These officers are more prevalent in schools with metal detectors, which are usually primarily non-white. Describing what is often called the ‘school-to-prison pipeline’, Foster says that reparative justice could begin by defunding the COPS programme which stations police in schools in line with the perception that black and brown males are “inherently dangerous”.


After the end of the American Civil War in 1865, people who were formerly enslaved were given forty acres of tillable land – and, sometimes a mule. But after Abraham Lincoln’s assassination the same year, his successor Andrew Johnson reversed Lincoln’s directive for redistribution.

Calls for reparations have a long history proceeding from this date, and have tended to focus on material restitution, which makes the Movement for Black Lives’ emphasis on education salient. “Not only is there no curriculum recognition about the real history of our country… but there’s also no cultural recognition,” Foster says. “In Germany and other places… where really atrocious things have taken place, there are markers.”

They call for “mandated public school curriculums that critically examine the political, economic, and social impacts of colonialism and slavery, and funding to support, build, preserve, and restore cultural assets and sacred sites to ensure the recognition and honoring of our collective struggles and triumphs.”

It is clear that fulsome reparations for the continued atrocities perpetrated against people of African descent are not about to be freely given simply because whites are made to see the error of their ways.

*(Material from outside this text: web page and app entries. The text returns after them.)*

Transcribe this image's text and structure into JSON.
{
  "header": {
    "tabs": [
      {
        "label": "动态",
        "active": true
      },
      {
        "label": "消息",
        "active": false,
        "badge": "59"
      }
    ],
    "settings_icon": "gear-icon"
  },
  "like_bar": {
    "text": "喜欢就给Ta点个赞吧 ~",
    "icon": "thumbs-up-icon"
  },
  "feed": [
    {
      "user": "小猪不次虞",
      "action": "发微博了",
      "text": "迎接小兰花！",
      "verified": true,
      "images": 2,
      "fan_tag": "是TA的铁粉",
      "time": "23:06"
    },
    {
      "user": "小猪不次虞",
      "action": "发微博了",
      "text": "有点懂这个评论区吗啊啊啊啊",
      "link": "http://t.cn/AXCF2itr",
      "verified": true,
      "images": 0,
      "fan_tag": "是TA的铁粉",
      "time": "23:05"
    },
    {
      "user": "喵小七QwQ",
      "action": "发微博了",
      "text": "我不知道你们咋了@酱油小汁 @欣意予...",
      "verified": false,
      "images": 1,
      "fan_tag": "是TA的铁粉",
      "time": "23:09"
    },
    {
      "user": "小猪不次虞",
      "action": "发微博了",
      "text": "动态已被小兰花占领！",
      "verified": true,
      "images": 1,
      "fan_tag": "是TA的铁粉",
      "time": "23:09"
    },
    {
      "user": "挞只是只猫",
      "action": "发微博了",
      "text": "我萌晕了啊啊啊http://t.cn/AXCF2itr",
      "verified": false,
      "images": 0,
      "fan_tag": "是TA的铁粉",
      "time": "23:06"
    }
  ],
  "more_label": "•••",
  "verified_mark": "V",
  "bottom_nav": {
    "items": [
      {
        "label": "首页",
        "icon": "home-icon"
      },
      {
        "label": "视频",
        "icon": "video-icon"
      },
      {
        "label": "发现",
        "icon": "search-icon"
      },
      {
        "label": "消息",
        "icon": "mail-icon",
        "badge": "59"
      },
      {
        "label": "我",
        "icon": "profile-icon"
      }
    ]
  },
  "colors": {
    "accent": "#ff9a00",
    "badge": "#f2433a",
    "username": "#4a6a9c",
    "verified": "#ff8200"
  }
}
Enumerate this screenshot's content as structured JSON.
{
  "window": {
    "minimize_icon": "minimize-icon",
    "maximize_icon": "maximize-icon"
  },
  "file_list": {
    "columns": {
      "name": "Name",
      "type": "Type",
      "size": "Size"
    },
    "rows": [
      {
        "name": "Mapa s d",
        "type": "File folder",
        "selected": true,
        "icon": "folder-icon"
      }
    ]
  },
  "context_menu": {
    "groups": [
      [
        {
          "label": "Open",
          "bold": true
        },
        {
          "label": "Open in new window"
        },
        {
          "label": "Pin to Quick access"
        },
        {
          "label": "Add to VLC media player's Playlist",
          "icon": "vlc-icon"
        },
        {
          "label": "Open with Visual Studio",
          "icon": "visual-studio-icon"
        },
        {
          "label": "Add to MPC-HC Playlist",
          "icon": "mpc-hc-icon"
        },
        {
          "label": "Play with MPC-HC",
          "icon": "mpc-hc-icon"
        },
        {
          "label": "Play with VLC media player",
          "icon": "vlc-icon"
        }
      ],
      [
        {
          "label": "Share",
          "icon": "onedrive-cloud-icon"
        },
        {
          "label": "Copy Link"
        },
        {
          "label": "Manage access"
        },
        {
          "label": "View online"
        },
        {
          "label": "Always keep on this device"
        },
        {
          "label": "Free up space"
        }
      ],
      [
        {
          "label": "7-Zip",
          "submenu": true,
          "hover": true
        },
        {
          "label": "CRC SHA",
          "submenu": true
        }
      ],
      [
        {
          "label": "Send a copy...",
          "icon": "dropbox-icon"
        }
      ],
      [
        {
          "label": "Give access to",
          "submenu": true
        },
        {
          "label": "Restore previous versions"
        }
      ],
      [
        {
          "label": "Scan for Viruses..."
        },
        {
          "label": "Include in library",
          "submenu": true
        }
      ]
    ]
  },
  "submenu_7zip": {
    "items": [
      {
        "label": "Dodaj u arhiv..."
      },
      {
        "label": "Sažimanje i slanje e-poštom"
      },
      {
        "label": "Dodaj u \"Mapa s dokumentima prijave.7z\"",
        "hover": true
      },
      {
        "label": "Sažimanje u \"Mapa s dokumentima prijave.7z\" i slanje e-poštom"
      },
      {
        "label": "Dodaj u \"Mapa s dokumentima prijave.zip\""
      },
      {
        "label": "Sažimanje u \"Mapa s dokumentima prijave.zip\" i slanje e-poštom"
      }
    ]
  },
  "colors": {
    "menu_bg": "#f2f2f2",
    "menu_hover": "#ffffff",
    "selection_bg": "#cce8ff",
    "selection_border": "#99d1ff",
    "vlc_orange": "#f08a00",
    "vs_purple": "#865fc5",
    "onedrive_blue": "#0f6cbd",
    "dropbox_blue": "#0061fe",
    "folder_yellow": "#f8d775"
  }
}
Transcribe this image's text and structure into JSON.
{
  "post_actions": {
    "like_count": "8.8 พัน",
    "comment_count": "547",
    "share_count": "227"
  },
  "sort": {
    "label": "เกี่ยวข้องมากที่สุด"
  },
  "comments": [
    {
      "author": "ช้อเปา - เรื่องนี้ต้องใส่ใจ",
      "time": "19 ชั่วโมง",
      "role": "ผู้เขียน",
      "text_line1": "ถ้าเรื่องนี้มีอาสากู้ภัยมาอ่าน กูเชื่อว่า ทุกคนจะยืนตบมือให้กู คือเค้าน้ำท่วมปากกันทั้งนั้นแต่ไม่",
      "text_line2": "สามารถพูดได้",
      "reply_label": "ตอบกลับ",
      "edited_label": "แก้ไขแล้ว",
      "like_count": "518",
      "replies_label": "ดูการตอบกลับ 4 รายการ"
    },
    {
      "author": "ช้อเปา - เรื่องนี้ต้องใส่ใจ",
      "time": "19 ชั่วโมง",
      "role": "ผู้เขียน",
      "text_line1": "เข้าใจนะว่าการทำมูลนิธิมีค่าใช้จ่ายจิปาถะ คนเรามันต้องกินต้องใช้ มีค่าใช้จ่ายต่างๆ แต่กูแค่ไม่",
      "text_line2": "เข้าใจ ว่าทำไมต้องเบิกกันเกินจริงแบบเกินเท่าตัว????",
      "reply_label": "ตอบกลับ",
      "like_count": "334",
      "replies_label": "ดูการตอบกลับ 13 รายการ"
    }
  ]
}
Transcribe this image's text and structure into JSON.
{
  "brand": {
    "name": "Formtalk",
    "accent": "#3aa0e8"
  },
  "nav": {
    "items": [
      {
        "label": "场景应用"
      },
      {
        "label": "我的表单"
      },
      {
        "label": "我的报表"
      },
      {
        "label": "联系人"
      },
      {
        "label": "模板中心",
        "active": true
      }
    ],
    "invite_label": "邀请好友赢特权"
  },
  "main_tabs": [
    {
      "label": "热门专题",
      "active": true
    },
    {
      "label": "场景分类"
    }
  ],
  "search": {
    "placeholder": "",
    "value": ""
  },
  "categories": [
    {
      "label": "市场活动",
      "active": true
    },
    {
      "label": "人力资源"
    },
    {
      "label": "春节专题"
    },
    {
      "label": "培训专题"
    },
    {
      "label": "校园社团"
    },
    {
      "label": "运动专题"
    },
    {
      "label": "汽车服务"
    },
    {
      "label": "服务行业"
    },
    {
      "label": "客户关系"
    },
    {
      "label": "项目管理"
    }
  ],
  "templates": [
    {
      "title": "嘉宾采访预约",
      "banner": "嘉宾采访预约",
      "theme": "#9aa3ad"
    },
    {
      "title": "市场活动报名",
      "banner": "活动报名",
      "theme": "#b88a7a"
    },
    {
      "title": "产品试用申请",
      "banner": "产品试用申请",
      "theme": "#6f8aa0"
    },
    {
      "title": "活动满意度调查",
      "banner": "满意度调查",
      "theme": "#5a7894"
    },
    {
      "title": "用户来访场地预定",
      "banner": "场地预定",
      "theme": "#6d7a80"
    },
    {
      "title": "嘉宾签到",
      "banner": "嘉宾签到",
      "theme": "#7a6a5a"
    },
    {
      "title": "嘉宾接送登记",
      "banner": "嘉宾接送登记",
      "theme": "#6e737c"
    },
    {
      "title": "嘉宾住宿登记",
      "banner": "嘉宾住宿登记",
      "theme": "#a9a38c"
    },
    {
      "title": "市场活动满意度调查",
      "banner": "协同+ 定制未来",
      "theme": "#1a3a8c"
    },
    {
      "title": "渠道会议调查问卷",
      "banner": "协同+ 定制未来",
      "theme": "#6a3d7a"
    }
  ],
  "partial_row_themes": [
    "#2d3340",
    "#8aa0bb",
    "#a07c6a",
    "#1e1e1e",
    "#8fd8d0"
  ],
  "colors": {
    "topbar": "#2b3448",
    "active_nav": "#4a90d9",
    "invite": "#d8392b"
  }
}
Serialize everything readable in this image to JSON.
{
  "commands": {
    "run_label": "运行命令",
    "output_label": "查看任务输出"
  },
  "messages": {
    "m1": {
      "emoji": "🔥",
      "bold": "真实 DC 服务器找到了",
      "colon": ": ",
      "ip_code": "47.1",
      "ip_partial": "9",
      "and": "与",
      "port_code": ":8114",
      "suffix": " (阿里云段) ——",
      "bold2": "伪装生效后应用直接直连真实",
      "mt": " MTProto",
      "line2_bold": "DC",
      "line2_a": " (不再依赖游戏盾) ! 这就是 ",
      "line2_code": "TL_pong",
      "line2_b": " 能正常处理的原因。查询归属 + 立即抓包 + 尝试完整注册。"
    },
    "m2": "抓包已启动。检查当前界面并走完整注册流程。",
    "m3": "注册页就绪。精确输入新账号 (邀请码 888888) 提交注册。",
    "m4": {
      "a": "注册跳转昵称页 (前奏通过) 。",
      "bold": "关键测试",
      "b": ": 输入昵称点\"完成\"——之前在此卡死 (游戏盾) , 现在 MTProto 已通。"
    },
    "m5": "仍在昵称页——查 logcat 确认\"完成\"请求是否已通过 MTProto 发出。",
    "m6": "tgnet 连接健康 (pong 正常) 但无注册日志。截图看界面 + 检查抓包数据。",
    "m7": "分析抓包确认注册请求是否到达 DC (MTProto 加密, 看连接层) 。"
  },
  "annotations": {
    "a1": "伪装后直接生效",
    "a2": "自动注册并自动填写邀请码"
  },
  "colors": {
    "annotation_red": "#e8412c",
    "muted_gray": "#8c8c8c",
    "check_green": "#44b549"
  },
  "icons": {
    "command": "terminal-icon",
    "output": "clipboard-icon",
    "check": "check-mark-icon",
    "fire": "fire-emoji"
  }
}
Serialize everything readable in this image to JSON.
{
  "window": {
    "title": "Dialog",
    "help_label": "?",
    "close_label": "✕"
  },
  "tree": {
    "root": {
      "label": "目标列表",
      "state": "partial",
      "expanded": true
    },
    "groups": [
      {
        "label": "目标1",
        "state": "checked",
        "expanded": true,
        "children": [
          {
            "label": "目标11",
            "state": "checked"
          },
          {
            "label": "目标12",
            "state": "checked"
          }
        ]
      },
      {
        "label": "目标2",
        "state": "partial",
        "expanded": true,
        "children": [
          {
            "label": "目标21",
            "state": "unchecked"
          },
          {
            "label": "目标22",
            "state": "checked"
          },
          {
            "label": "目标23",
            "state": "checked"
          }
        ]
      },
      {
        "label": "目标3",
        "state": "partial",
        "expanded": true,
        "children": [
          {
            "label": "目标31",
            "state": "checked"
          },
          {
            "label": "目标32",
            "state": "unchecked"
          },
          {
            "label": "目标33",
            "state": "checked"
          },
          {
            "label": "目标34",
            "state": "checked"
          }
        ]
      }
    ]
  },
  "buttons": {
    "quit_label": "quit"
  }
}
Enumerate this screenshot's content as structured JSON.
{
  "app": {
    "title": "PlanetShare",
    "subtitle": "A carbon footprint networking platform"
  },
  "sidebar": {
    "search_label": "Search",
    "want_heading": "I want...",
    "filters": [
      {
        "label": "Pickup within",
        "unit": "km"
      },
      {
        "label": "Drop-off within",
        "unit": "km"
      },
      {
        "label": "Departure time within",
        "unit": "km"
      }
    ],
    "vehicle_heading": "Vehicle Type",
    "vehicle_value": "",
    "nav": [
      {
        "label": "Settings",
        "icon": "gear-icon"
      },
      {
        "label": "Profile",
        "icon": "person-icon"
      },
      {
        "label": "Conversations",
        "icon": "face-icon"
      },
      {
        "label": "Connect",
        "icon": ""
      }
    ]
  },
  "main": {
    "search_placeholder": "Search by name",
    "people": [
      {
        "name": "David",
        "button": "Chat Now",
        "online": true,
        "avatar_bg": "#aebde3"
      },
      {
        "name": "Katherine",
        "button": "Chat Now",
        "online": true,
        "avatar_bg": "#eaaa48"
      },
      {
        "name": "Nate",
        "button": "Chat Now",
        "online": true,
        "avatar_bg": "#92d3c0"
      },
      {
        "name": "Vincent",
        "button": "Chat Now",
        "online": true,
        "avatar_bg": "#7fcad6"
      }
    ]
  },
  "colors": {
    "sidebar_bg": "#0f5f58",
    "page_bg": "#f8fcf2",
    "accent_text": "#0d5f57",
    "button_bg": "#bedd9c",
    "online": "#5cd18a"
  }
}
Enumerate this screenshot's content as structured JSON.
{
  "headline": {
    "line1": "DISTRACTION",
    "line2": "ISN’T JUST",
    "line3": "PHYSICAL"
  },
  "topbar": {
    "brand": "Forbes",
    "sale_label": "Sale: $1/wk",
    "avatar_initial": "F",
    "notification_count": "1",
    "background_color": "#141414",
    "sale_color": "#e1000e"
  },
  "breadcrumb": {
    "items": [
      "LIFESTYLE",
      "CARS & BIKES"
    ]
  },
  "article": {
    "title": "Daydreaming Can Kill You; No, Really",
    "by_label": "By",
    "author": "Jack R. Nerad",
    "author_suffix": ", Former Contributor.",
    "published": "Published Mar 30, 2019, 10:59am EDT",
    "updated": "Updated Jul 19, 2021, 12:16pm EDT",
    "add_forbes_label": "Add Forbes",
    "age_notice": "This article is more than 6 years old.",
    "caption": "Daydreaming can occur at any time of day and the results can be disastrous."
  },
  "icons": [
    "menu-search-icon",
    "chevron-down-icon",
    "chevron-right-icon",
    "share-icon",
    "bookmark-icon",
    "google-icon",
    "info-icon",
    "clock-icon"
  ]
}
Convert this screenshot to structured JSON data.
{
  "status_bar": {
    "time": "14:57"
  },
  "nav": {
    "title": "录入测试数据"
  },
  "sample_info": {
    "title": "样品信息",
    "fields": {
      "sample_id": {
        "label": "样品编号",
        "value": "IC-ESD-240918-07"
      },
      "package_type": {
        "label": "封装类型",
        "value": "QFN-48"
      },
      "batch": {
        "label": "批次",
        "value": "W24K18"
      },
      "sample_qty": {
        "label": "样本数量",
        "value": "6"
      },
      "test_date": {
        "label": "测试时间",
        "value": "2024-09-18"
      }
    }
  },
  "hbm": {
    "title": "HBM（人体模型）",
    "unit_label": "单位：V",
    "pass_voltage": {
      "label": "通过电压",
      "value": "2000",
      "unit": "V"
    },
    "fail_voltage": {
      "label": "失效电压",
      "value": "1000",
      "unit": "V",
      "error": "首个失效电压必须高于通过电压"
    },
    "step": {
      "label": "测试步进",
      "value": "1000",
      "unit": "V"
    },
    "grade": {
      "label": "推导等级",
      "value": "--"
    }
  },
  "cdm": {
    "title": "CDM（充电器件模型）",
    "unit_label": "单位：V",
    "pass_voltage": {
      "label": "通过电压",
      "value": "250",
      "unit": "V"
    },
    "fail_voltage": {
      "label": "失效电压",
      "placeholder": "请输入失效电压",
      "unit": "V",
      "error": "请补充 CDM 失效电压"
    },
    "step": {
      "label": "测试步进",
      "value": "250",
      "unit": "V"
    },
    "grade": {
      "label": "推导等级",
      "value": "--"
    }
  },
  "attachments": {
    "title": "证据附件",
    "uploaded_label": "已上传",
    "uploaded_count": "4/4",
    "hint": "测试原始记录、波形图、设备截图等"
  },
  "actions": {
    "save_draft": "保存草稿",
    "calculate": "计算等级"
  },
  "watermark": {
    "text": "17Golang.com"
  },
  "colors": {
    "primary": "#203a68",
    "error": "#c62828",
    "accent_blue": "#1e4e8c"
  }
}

In the words of Mariame Kaba, organiser, educator and founder of Project NIA, speaking at a recent conference on the disproportionate effect the war on drugs has had on black communities, “the system can’t indict itself. You can’t think that the system that is killing you is going to save you.”

Kaba, who helped in the fight for plaintiffs’ justice in the Burge torture trials, discussed the extensive public apology that was eventually won by some of those Burge tortured, and the history’s inclusion in Chicago’s curriculums, demonstrating the essential role honest expressions of responsibility can play in processes of healing for black communities who have been brutalised by the state.

But the Movement’s foremost demand is for the “full and free access for all Black people (including undocumented and currently and formerly incarcerated people) to lifetime education” in its every form, including the “retroactive forgiveness of student loans”.

Professor Harold McDougall, who teaches law at Howard University, has, among many others, argued for the necessity of black-only education. McDougall would like to see Historically Black Colleges and Universities (HBCUs), like Howard, funded to set up “Reparations Academies” for the descendents of people who were “damaged by educational racism”. This is a practical measure as much as it compounds Stokely Carmichael and Charles Hamilton’s view that “group solidarity is necessary before a group can operate effectively from a bargaining position of strength”.

McDougall, like others in this struggle, wears two hats: “you have to be able to firmly advance your point of view in the governance process, but even at that time to have your feet firmly grounded in the community, so that the broad-base of the population is continually informing your sense of what needs to be done,” he told IPS.

“When this is going to happen is not something we’re necessarily wrestling with,” Foster says. “For me, it’s more important [to ask]… how does this struggle lead us forward in a way that’s actually transformational, and that’s actually trying to significantly change the material conditions that black people are living under, because of the way that the system was set up, which is to basically profit off of our bodies, profit off our labour, and then give nothing back to us,” citing Chicago’s victory as an example.

Taking a long view, McDougall says that “it’s important to look at these struggles as multi-generational – the problems were not created in a generation. It is unlikely, although not impossible, that they will be solved in your lifetime, so what you do is you roll the ball forward for as long as you can.”